While her body and voice failed her, Melinda’s mind never did. Occasionally she would frustrate her friends and aids as she tried to communicate. They thought she would use her limited abilities to talk about her health or comfort.

But Mel’s ever-curious mind pushed her to ask detailed questions: about the Oriental, about the people. She wanted to know what was happening in town.

Friends marveled that she would spend her energy asking about things not related to her immediate needs. That trait was very typically Melinda. As they laughed, Melinda would smile with them. And wait patiently for the answers.

Melinda passed away in the morning of November 9, 2023.

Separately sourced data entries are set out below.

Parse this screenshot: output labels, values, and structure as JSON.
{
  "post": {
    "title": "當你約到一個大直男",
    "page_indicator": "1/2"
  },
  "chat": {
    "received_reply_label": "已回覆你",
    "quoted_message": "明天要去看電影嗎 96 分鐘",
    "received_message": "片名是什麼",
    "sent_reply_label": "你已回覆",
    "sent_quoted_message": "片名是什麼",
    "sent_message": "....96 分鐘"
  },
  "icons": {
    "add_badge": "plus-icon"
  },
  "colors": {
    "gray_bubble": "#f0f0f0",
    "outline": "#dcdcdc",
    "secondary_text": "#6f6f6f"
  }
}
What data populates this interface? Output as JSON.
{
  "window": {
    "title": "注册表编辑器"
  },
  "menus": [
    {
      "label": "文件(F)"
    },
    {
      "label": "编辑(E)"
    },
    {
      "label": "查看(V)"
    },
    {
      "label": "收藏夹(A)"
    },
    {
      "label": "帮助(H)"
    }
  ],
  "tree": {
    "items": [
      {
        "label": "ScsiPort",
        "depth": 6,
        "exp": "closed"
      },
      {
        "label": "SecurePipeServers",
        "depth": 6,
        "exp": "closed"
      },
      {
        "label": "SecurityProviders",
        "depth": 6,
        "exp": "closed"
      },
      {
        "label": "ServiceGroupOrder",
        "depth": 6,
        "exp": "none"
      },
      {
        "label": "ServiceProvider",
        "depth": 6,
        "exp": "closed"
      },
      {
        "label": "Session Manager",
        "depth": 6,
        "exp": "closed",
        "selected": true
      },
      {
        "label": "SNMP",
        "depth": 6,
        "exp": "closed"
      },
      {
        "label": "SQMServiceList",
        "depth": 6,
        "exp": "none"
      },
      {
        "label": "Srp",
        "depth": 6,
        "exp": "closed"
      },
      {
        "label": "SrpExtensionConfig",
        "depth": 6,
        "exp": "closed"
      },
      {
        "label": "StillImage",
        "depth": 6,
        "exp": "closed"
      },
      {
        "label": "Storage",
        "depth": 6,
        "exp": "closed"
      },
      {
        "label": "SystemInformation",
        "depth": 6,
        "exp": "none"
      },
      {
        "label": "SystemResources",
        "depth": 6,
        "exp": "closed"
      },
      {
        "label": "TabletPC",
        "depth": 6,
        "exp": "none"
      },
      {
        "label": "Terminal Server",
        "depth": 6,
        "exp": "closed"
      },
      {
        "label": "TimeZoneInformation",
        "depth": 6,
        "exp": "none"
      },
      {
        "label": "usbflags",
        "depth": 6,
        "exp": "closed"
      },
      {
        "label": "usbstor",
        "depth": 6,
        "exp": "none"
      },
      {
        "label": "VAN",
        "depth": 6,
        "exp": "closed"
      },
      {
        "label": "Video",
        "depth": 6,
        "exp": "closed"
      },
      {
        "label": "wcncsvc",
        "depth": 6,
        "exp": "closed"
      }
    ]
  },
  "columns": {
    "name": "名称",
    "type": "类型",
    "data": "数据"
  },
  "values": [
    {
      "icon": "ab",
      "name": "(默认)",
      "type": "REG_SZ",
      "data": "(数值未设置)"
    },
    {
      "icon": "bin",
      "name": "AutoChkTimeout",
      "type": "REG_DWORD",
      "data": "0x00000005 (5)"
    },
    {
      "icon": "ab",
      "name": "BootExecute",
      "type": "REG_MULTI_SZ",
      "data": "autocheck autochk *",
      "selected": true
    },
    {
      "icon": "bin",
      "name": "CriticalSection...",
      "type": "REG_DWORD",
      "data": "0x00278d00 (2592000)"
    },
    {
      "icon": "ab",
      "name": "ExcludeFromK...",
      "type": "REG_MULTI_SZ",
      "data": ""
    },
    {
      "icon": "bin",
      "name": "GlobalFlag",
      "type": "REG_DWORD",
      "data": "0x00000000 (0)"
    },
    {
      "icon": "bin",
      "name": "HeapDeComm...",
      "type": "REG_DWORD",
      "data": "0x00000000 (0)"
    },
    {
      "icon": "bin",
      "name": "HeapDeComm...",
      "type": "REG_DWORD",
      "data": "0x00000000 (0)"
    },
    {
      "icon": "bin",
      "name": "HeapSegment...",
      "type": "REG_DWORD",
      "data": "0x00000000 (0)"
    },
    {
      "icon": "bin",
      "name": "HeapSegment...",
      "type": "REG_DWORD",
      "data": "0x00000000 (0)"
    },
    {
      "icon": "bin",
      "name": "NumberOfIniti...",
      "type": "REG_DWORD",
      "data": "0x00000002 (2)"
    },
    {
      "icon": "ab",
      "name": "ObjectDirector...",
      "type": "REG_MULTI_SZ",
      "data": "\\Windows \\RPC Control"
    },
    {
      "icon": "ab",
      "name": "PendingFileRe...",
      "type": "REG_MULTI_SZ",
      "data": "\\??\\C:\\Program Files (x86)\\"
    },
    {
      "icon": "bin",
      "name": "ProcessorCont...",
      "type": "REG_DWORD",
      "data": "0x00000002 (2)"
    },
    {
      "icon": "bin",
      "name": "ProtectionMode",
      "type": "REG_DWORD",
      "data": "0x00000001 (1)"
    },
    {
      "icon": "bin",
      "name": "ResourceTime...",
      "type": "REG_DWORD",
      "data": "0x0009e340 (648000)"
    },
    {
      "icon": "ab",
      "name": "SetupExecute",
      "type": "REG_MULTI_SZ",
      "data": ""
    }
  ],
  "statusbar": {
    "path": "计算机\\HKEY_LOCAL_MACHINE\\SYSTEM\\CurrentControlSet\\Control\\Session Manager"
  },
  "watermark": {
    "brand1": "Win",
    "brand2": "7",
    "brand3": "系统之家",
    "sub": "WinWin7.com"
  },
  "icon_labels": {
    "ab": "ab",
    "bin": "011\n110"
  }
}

She is survived by her husband Keith Smith, her sister Priscilla McDermott (Bob), her brother Bill Penkava (Michelle), nieces Missy, Brittany, Sarah, nephews Chris (McDermott), Christopher (French), and Sam.


Melinda’s memorial service is 11a, Saturday, April 6, 2024 at Lou Mac Park in Oriental.


Melinda Ann Penkava
Links to Listen to Melinda Penkava
• State of Things: Timothy Tyson & Blood Done Sign My Name – May 24, 2004
• Talk of the Nation: Teaching Slavery – Feb 11, 2003
Talk of the Nation: Robust Weapons Inspections in Iraq – Feb 12, 2003
• Weekend Edition Saturday: Mafia Musical Taste – May 12, 2001
Talk of the Nation: 300th Episode of The Simpsons – Feb 13, 2003
Weekend Edition Saturday: Nicholson Baker – May 12, 2001
Talk of the Nation: Allies and Iraq – Feb 10, 2003
Talk of the Nation: Letters – Feb 10, 2003
• The Diane Rehm Show: Anne Hunsaker Hawkins: “A Small, Good Thing” – Aug 23, 2000
Talk of the Nation: Summer Music Festivals – May 27, 2002

Posted Wednesday November 22, 2023 by Allison DeWeese